In a stunning example of God’s sense of timing (and of the brilliance of the crafters of the Revised Common Lectionary, the three-year cycle of biblical readings followed by the Episcopal Church), we begin this new program year with a timely reminder of who – and Whose – we are. This week we hear once again the story of God’s saving history and enduring love for the People of Israel, our own spiritual ancestors. Preaching to a disheartened people in exile, the Prophet Jeremiah retells the central narrative of their identity, recalling how God “brought [them] up from the land of Egypt” and “led [them] in the wilderness, in a land of deserts and pits, in a land of drought and deep darkness,” bringing them the last “into a plentiful land to eat its fruits and its good things.”
And yet, for all of God’s faithful provision, it seems to be human nature to forget. In the midst of a time of religious and political turmoil, the People of Israel lose heart and, in so doing, lose sight of who they really are. Filled with despair, they begin to worship idols, turning away from God toward other sources of so-called sustenance – sources which do not and cannot, in fact, sustain.
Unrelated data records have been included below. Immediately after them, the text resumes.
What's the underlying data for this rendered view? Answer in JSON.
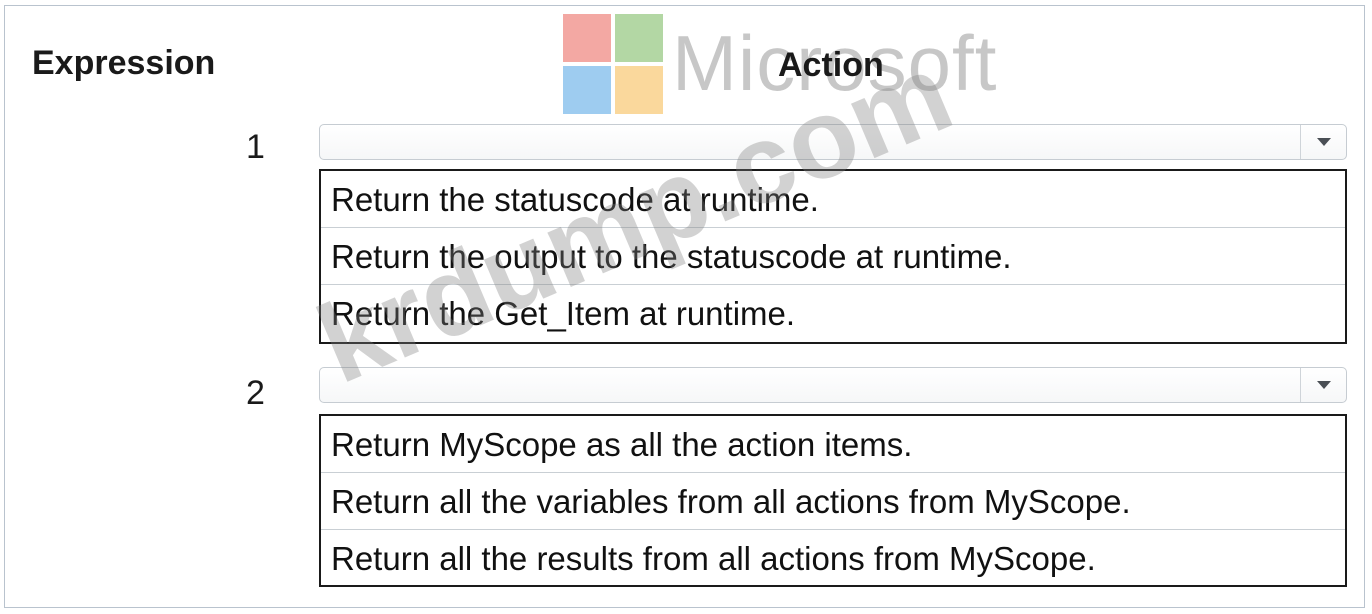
{
  "watermark": {
    "brand_word": "Microsoft",
    "site_text": "krdump.com",
    "logo_colors": [
      "#e8534a",
      "#6ab04c",
      "#3f9ae3",
      "#f7b23b"
    ]
  },
  "headers": {
    "expression": "Expression",
    "action": "Action"
  },
  "rows": [
    {
      "number": "1",
      "selected_value": "",
      "options": [
        "Return the statuscode at runtime.",
        "Return the output to the statuscode at runtime.",
        "Return the Get_Item at runtime."
      ]
    },
    {
      "number": "2",
      "selected_value": "",
      "options": [
        "Return MyScope as all the action items.",
        "Return all the variables from all actions from MyScope.",
        "Return all the results from all actions from MyScope."
      ]
    }
  ],
  "icons": {
    "dropdown": "chevron-down-icon"
  }
}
As we at St. Dunstan’s enter this new season of discipleship together, it is worth asking how this story might be our story, too. Have there been times in the course of our own lives when we have forgotten who – and Whose – we are? Have there been points at which we have found ourselves so filled with despair – at our own pain, at failed relationships, at the brokenness of our world – that we have been unable or unwilling to see God’s hand at work in our very midst?
If so, we are not alone. This is what we humans tend to do, after all. We forget. We turn away. We become distracted by other, seemingly equally compelling, demands. And this is precisely why it is so important that we come together regularly as the “household of God,” to quote from our baptismal liturgy, to be fed in Word and Sacrament and to be re-membered – literally put back together – by Christ’s Presence among us.
This fall, I invite you to come “home” to St. Dunstan’s, whether you have been worshipping here for many years or are relatively new to this fellowship. Come and see what God might be up to at this time and in this place. Most of all, come and be reminded of who you really are: a beloved Child of God, precious in God’s sight.
Peace and blessings from your fellow pilgrim,